Melvill Van Carnbee, Pieter, Baron
MELVILL VAN CARNBEE, PIETER, BARON (1816-1856), Dutch geographer, was born at the Hague on the 20th of May 1816. He traced his descent from an old Scottish family, originally, it is said, of Hungarian extraction. Destined for the navy, in which his grandfather Pieter Melvill van Carnbee (1743-1810) had been admiral, he imbibed a taste for hydrography and cartography as a student in the college of Medemblik, and he showed his capacity as a surveyor on his first voyage to the Dutch Indies (1835). In 1839 he was again in the East, and was attached to the hydrographical bureau at Batavia. With the assistance of documents collected by the old East India Company, he completed a map of Java in five sheets, accompanied by sailing directions (Amsterdam, 1842). He remained in the East till 1845 collecting materials for a chart of the waters between Sumatra and Borneo (two sheets, 1845 and 1846). On his return to Holland he was attached to the naval department with the charge of studying the history of the hydrography of the Dutch East Indies. He also undertook, in connexion with P. F. von Siebold, the publication of the Moniteur des Indes, a valuable series of scientific papers, mainly from his own pen, on the foreign possessions of Holland, which was continued for three years. In 1850 Melvill returned to India as lieutenant of the first class and adjutant to Vice-Admiral van den Bosch; and after the premature death of this commander he was again appointed keeper of the charts at Batavia. In 1853 he obtained exemption from active naval service that he might devote himself to a general atlas of the Dutch Indies. But in 1856 he fell a victim to climate, dying at Batavia on the 24th of October. In spite of delays in engraving, twenty-five sheets of the atlas were already finished, but it was not till 1862 that the whole plan, embracing sixty sheets, was completed by Lieut.-Colonel W. F. Versteeg. In 1843 Melvill received the decoration of the Netherlands Lion, in 1849 that of the Legion of Honour.
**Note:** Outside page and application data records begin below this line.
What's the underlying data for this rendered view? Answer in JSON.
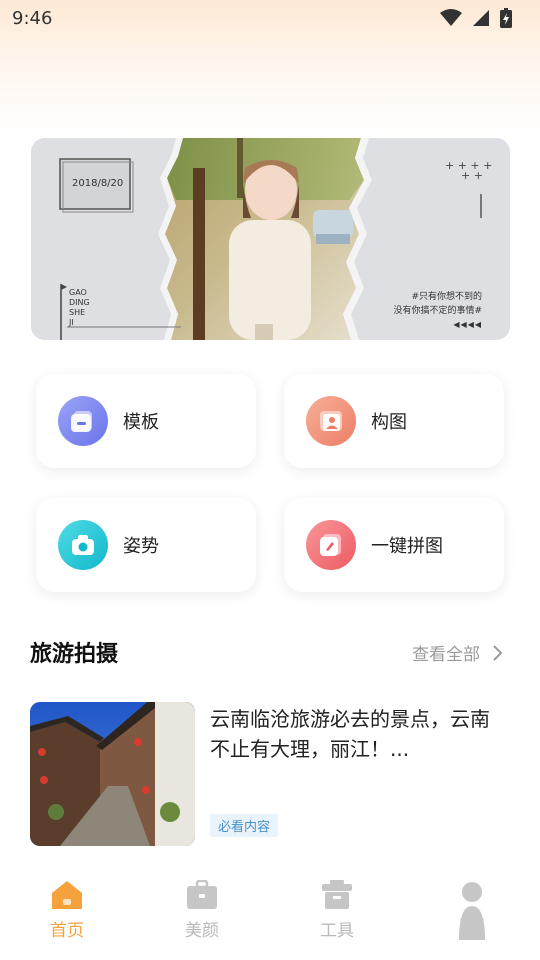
{
  "status_bar": {
    "time": "9:46"
  },
  "banner": {
    "date": "2018/8/20",
    "vertical_text": [
      "GAO",
      "DING",
      "SHE",
      "JI"
    ],
    "quote_line1": "#只有你想不到的",
    "quote_line2": "没有你搞不定的事情#",
    "arrows": "◀◀◀◀"
  },
  "features": [
    {
      "label": "模板",
      "icon": "template-icon",
      "color": "#7b86f0"
    },
    {
      "label": "构图",
      "icon": "composition-icon",
      "color": "#f2937a"
    },
    {
      "label": "姿势",
      "icon": "camera-icon",
      "color": "#22c8d6"
    },
    {
      "label": "一键拼图",
      "icon": "collage-icon",
      "color": "#f36f73"
    }
  ],
  "section": {
    "title": "旅游拍摄",
    "view_all": "查看全部"
  },
  "article": {
    "title": "云南临沧旅游必去的景点，云南不止有大理，丽江！...",
    "tag": "必看内容"
  },
  "bottom_nav": [
    {
      "label": "首页",
      "icon": "home-icon",
      "active": true
    },
    {
      "label": "美颜",
      "icon": "beauty-icon",
      "active": false
    },
    {
      "label": "工具",
      "icon": "tools-icon",
      "active": false
    },
    {
      "label": "",
      "icon": "profile-icon",
      "active": false
    }
  ],
  "colors": {
    "accent": "#f6a23c",
    "inactive": "#b9b9b9"
  }
}
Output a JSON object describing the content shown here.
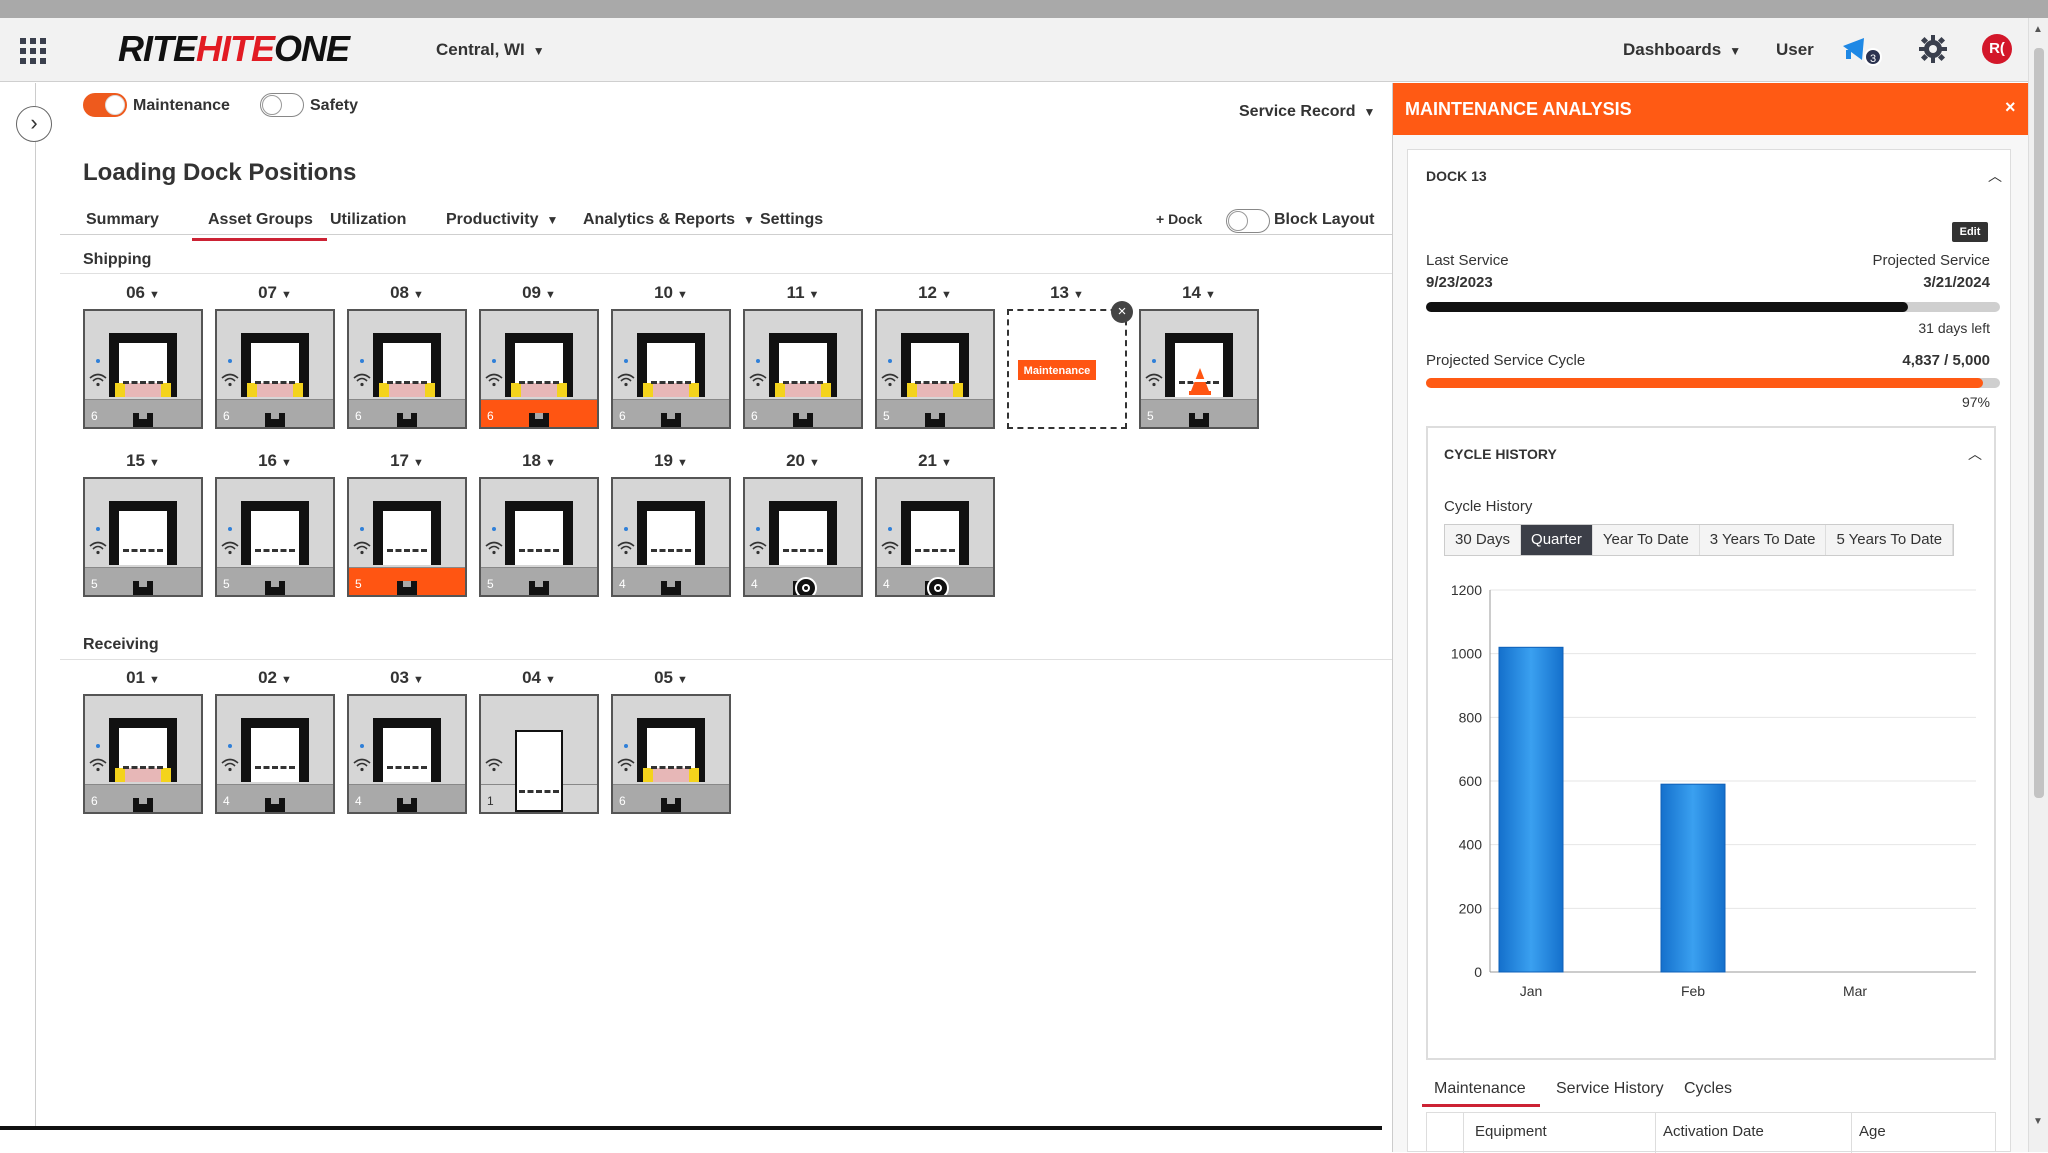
{
  "header": {
    "logo_rite": "RITE",
    "logo_hite": "HITE",
    "logo_one": "ONE",
    "location": "Central, WI",
    "dashboards": "Dashboards",
    "user": "User",
    "notification_count": "3",
    "avatar_initials": "R("
  },
  "filters": {
    "maintenance_label": "Maintenance",
    "safety_label": "Safety",
    "service_record": "Service Record"
  },
  "page": {
    "title": "Loading Dock Positions",
    "tabs": [
      {
        "label": "Summary"
      },
      {
        "label": "Asset Groups"
      },
      {
        "label": "Utilization"
      },
      {
        "label": "Productivity"
      },
      {
        "label": "Analytics & Reports"
      },
      {
        "label": "Settings"
      }
    ],
    "add_dock": "+ Dock",
    "block_layout": "Block Layout"
  },
  "groups": {
    "shipping": "Shipping",
    "receiving": "Receiving"
  },
  "docks": {
    "shipping_row1": [
      {
        "num": "06",
        "count": "6",
        "seal": true,
        "alert": false
      },
      {
        "num": "07",
        "count": "6",
        "seal": true,
        "alert": false
      },
      {
        "num": "08",
        "count": "6",
        "seal": true,
        "alert": false
      },
      {
        "num": "09",
        "count": "6",
        "seal": true,
        "alert": true
      },
      {
        "num": "10",
        "count": "6",
        "seal": true,
        "alert": false
      },
      {
        "num": "11",
        "count": "6",
        "seal": true,
        "alert": false
      },
      {
        "num": "12",
        "count": "5",
        "seal": true,
        "alert": false
      },
      {
        "num": "13",
        "maintenance": "Maintenance"
      },
      {
        "num": "14",
        "count": "5",
        "cone": true,
        "alert": false
      }
    ],
    "shipping_row2": [
      {
        "num": "15",
        "count": "5",
        "alert": false
      },
      {
        "num": "16",
        "count": "5",
        "alert": false
      },
      {
        "num": "17",
        "count": "5",
        "alert": true
      },
      {
        "num": "18",
        "count": "5",
        "alert": false
      },
      {
        "num": "19",
        "count": "4",
        "alert": false
      },
      {
        "num": "20",
        "count": "4",
        "wheel": true,
        "alert": false
      },
      {
        "num": "21",
        "count": "4",
        "wheel": true,
        "alert": false
      }
    ],
    "receiving_row": [
      {
        "num": "01",
        "count": "6",
        "seal": true,
        "alert": false
      },
      {
        "num": "02",
        "count": "4",
        "alert": false
      },
      {
        "num": "03",
        "count": "4",
        "alert": false
      },
      {
        "num": "04",
        "count": "1",
        "tall": true,
        "alert": false
      },
      {
        "num": "05",
        "count": "6",
        "seal": true,
        "alert": false
      }
    ]
  },
  "panel": {
    "title": "MAINTENANCE ANALYSIS",
    "dock": "DOCK 13",
    "edit": "Edit",
    "last_service_label": "Last Service",
    "last_service_date": "9/23/2023",
    "projected_service_label": "Projected Service",
    "projected_service_date": "3/21/2024",
    "days_left": "31 days left",
    "service_progress": 0.84,
    "cycle_label": "Projected Service Cycle",
    "cycle_value": "4,837 / 5,000",
    "cycle_percent": "97%",
    "cycle_progress": 0.97,
    "cycle_history_title": "CYCLE HISTORY",
    "cycle_history_label": "Cycle History",
    "ranges": [
      "30 Days",
      "Quarter",
      "Year To Date",
      "3 Years To Date",
      "5 Years To Date"
    ],
    "bottom_tabs": [
      "Maintenance",
      "Service History",
      "Cycles"
    ],
    "table_headers": [
      "Equipment",
      "Activation Date",
      "Age"
    ]
  },
  "colors": {
    "accent_orange": "#ff5a14",
    "brand_red": "#e21b23",
    "bar_blue": "#1f86e0",
    "alert_orange": "#ff5512"
  },
  "chart_data": {
    "type": "bar",
    "categories": [
      "Jan",
      "Feb",
      "Mar"
    ],
    "values": [
      1020,
      590,
      0
    ],
    "ylim": [
      0,
      1200
    ],
    "yticks": [
      0,
      200,
      400,
      600,
      800,
      1000,
      1200
    ],
    "grid": true
  }
}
Note - this article incorporates content from Encyclopaedia Britannica, Eleventh Edition, (1910-1911)